The first element would be Faith. So, with a parting wave to postmodernism, the protagonist can see the future or alter reality, except that he's not sure he can do this. Worse, every time he alters reality by avoiding a future he has supposedly seen, he creates a new future he didn't predict-- but this is, of course, no different than normal life. In other words, by avoiding the future he predicted, he negates the proof that he saw the future. So he has to have Faith that he has this power, in the absence of any evidence. The protagonist of my book won't have any objective evidence that he is right or doing the right thing, he simply will have to believe, to decide, that he's right. It has to be identical to, say, psychosis.
In Lost, Desmond still has objective evidence that he predicted the future, even though it gets altered; he sees an arrow; they did talk about Superman; the parachutist looked the way he foresaw it. So this isn't exactly a leap of faith. Similarly, if Abraham really knows God exists, then sacrificing Isaac isn't wrong or even strange-- God wants, God gets.
Unlike Desmond, who has to decide only if he should save Charlie, my character would have to both decide he can see the future, and also that it is his responsibility to act on it. This brings us to:

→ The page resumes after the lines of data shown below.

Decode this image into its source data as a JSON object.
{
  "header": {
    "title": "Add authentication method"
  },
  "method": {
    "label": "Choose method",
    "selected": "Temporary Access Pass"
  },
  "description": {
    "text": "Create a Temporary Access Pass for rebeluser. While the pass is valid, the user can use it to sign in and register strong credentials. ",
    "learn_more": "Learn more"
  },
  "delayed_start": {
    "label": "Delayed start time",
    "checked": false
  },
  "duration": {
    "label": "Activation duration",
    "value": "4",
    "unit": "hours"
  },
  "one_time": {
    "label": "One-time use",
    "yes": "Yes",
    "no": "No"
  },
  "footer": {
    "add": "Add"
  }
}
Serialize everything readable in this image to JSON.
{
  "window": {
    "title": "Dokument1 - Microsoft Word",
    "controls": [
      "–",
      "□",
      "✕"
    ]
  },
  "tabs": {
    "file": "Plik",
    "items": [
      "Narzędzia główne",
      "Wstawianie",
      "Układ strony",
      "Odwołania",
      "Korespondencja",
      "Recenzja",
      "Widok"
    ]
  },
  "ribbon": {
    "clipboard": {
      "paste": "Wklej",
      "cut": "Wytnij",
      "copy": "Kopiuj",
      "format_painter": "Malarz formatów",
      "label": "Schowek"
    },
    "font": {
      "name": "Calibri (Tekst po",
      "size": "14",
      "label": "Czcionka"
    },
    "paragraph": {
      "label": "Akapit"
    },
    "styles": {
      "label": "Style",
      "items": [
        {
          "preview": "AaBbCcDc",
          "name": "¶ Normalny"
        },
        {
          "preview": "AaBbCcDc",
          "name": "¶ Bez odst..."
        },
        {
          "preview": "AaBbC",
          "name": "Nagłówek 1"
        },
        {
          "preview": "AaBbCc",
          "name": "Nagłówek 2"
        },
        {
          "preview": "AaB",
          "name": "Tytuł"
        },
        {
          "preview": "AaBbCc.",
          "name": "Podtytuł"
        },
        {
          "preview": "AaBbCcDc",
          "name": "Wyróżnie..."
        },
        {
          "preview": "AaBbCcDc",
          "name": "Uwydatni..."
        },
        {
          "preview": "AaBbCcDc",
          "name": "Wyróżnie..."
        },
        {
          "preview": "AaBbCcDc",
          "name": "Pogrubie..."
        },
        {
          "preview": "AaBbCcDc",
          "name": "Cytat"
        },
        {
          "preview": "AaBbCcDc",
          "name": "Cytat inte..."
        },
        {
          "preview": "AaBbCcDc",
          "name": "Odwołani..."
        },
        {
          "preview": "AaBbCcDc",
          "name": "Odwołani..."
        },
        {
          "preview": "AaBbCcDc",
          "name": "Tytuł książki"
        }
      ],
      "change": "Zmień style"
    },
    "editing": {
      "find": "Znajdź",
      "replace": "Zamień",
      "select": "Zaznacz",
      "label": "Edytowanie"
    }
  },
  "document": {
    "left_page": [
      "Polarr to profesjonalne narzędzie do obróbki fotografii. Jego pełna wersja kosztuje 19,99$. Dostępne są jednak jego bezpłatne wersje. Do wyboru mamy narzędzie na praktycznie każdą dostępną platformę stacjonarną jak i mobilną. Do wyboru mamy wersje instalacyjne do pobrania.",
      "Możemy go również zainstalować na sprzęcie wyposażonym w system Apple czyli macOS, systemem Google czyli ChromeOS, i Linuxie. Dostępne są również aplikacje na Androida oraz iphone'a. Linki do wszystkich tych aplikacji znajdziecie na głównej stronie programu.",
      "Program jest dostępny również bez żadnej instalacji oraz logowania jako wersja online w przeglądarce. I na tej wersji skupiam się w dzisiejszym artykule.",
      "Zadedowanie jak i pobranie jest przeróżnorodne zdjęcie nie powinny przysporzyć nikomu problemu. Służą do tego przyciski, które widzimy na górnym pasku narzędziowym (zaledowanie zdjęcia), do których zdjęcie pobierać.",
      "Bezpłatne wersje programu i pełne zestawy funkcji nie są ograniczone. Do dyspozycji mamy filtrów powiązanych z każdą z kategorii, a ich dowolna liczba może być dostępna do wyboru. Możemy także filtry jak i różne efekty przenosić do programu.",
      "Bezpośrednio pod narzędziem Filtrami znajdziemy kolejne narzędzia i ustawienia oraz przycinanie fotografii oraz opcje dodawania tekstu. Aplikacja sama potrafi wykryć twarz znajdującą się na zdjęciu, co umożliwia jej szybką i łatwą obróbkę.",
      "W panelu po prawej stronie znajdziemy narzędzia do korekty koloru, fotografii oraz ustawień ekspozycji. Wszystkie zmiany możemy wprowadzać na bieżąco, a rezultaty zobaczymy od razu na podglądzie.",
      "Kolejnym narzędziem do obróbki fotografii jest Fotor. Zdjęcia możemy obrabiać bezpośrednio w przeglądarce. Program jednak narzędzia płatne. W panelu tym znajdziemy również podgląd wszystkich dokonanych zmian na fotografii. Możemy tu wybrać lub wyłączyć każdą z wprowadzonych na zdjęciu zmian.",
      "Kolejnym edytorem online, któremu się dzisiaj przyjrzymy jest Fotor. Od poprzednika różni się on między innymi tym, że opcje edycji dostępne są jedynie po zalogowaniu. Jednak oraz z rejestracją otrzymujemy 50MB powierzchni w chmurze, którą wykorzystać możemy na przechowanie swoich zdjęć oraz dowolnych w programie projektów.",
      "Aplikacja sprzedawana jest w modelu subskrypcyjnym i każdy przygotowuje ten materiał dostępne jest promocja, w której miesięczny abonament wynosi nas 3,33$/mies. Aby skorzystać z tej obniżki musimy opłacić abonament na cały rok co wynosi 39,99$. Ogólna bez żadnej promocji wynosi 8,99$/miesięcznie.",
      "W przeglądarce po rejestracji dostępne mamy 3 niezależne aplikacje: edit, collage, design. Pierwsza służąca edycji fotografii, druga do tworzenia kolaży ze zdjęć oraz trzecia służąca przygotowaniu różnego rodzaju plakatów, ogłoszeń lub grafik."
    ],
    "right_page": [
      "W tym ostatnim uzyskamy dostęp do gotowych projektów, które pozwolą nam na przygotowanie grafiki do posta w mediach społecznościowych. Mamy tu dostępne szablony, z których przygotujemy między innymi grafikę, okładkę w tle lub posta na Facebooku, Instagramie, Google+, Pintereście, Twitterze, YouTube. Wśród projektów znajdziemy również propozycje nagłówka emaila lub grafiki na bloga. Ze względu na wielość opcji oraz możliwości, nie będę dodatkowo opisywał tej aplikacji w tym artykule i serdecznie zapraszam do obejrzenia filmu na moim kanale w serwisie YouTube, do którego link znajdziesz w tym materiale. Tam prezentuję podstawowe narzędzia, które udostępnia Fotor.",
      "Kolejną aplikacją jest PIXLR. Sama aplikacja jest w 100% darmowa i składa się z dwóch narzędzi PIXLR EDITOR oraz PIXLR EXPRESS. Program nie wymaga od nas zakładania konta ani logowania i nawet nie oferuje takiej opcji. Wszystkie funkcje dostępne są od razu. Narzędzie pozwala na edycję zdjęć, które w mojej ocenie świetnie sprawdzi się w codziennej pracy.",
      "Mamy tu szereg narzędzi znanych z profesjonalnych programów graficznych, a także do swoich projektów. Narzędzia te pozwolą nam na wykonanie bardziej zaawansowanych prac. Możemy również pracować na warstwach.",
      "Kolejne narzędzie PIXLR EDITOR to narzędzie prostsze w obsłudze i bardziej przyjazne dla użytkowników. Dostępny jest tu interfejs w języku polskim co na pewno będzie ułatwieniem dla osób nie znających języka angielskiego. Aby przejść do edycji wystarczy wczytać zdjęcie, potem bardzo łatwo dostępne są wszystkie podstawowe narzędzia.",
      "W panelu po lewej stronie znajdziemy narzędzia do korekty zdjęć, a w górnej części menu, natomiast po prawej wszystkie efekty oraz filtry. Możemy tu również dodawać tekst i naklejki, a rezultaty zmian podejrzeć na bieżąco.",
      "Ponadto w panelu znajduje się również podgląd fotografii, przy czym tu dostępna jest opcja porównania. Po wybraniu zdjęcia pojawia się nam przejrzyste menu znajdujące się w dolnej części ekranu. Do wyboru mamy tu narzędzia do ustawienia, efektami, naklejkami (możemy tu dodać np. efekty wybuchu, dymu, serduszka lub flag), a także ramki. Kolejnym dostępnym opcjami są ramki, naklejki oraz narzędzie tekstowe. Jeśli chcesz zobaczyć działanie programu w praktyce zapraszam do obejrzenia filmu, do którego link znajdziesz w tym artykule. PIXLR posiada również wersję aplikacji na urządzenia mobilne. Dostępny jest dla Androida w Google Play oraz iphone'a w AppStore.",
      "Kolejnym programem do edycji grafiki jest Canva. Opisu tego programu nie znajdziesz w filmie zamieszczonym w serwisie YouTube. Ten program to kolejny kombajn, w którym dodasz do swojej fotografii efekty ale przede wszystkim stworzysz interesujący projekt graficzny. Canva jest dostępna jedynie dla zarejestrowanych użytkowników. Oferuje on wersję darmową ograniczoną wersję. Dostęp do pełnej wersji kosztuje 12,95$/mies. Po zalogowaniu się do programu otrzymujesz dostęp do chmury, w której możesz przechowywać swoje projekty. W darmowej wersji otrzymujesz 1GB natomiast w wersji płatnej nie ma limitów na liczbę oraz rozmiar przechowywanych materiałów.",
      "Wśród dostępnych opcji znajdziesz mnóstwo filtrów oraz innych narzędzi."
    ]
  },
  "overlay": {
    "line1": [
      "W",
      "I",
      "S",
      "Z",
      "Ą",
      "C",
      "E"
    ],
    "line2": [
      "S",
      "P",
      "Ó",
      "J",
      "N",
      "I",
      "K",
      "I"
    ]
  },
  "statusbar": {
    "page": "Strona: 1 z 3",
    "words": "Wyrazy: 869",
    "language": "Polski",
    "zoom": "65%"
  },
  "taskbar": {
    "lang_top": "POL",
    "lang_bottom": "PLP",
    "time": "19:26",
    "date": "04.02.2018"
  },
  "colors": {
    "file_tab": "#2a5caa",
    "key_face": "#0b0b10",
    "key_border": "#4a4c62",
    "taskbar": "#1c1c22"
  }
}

The second element, Duty. In making these decisions and accepting these beliefs-- altering reality along the way-- he'll have to establish a hierarchy of good and bad. What is he supposed to do? Does he have any duty towards anything? For the plot, this will require some symbol, metaphor. A good one might be a piece of jewelry-- some object which changes depending on the chosen duty. It's a ring, it's a sword, it's a bandage, etc-- it's the same "object" that he carries, but it changes.
The third element is Rage. When you believe something that no one else believes-- especially if you believe you are somehow better, or even different, than others; and if others directly oppose you in this belief, the inevitable consequence is rage. How to depict this?
The fourth element is Love. The negating force for Rage. This character will need to identify what he loves, and how-- platonic, romantic, etc; a plot-trick might involve altering reality and therefore altering the character of his love (for example, a woman he loves may later become his sister, etc.)
To make the reader share the magnitude of the protagonist's Faith dilemma-- in order to ensure that the reader does not "suspend disbelief" and automatically buy into the protagonist's powers (the way we have with Desmond,) you'd have to write the book from the perspective of a second character, who describes the story of the protagonist. You should never actually get to interact directly with the protagonist, you should never actually hear him speak, only this second character. This way, you're never sure what to make of the protagonist or his adventures.
Preliminary thoughts, anyway. Looking forward to the next Lost and JJ Abrams stealing my ideas. ;-)